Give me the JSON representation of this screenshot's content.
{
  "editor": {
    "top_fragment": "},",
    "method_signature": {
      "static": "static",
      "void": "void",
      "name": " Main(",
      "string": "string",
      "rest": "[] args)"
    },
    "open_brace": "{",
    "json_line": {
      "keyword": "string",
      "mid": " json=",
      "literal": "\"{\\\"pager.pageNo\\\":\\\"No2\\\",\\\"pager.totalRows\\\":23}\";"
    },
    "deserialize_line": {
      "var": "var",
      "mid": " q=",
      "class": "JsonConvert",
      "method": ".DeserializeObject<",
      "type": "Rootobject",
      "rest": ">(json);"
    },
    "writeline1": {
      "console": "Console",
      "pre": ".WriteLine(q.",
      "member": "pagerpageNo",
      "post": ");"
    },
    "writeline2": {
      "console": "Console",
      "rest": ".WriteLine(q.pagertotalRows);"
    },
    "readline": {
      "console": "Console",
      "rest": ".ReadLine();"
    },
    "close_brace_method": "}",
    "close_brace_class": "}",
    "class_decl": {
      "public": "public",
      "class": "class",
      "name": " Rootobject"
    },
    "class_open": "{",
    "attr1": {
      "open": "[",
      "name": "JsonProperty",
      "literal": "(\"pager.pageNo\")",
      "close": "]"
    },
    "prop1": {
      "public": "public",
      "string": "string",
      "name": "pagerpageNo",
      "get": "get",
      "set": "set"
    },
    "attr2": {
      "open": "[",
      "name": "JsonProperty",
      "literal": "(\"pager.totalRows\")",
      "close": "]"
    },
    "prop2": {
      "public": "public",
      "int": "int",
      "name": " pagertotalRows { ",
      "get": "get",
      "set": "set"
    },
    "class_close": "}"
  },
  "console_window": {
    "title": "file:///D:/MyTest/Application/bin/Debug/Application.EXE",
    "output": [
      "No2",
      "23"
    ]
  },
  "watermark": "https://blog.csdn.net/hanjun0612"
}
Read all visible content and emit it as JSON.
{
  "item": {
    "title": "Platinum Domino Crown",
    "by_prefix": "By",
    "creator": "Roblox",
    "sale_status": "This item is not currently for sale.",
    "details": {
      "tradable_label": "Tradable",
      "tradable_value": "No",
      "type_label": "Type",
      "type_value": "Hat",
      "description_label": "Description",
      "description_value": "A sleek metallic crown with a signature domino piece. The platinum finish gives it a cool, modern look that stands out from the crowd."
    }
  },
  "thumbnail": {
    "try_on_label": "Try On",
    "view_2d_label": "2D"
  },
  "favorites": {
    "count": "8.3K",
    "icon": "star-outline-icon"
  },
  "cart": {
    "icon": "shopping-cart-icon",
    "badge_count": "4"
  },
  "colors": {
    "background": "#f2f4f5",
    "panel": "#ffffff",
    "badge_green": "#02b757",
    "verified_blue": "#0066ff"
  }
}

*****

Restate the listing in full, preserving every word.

ANSWER FOR THIS EXERCISE
Give me the JSON representation of this screenshot's content.
{
  "editor": {
    "top_fragment": "},",
    "method_signature": {
      "static": "static",
      "void": "void",
      "name": " Main(",
      "string": "string",
      "rest": "[] args)"
    },
    "open_brace": "{",
    "json_line": {
      "keyword": "string",
      "mid": " json=",
      "literal": "\"{\\\"pager.pageNo\\\":\\\"No2\\\",\\\"pager.totalRows\\\":23}\";"
    },
    "deserialize_line": {
      "var": "var",
      "mid": " q=",
      "class": "JsonConvert",
      "method": ".DeserializeObject<",
      "type": "Rootobject",
      "rest": ">(json);"
    },
    "writeline1": {
      "console": "Console",
      "pre": ".WriteLine(q.",
      "member": "pagerpageNo",
      "post": ");"
    },
    "writeline2": {
      "console": "Console",
      "rest": ".WriteLine(q.pagertotalRows);"
    },
    "readline": {
      "console": "Console",
      "rest": ".ReadLine();"
    },
    "close_brace_method": "}",
    "close_brace_class": "}",
    "class_decl": {
      "public": "public",
      "class": "class",
      "name": " Rootobject"
    },
    "class_open": "{",
    "attr1": {
      "open": "[",
      "name": "JsonProperty",
      "literal": "(\"pager.pageNo\")",
      "close": "]"
    },
    "prop1": {
      "public": "public",
      "string": "string",
      "name": "pagerpageNo",
      "get": "get",
      "set": "set"
    },
    "attr2": {
      "open": "[",
      "name": "JsonProperty",
      "literal": "(\"pager.totalRows\")",
      "close": "]"
    },
    "prop2": {
      "public": "public",
      "int": "int",
      "name": " pagertotalRows { ",
      "get": "get",
      "set": "set"
    },
    "class_close": "}"
  },
  "console_window": {
    "title": "file:///D:/MyTest/Application/bin/Debug/Application.EXE",
    "output": [
      "No2",
      "23"
    ]
  },
  "watermark": "https://blog.csdn.net/hanjun0612"
}
Read all visible content and emit it as JSON.
{
  "item": {
    "title": "Platinum Domino Crown",
    "by_prefix": "By",
    "creator": "Roblox",
    "sale_status": "This item is not currently for sale.",
    "details": {
      "tradable_label": "Tradable",
      "tradable_value": "No",
      "type_label": "Type",
      "type_value": "Hat",
      "description_label": "Description",
      "description_value": "A sleek metallic crown with a signature domino piece. The platinum finish gives it a cool, modern look that stands out from the crowd."
    }
  },
  "thumbnail": {
    "try_on_label": "Try On",
    "view_2d_label": "2D"
  },
  "favorites": {
    "count": "8.3K",
    "icon": "star-outline-icon"
  },
  "cart": {
    "icon": "shopping-cart-icon",
    "badge_count": "4"
  },
  "colors": {
    "background": "#f2f4f5",
    "panel": "#ffffff",
    "badge_green": "#02b757",
    "verified_blue": "#0066ff"
  }
}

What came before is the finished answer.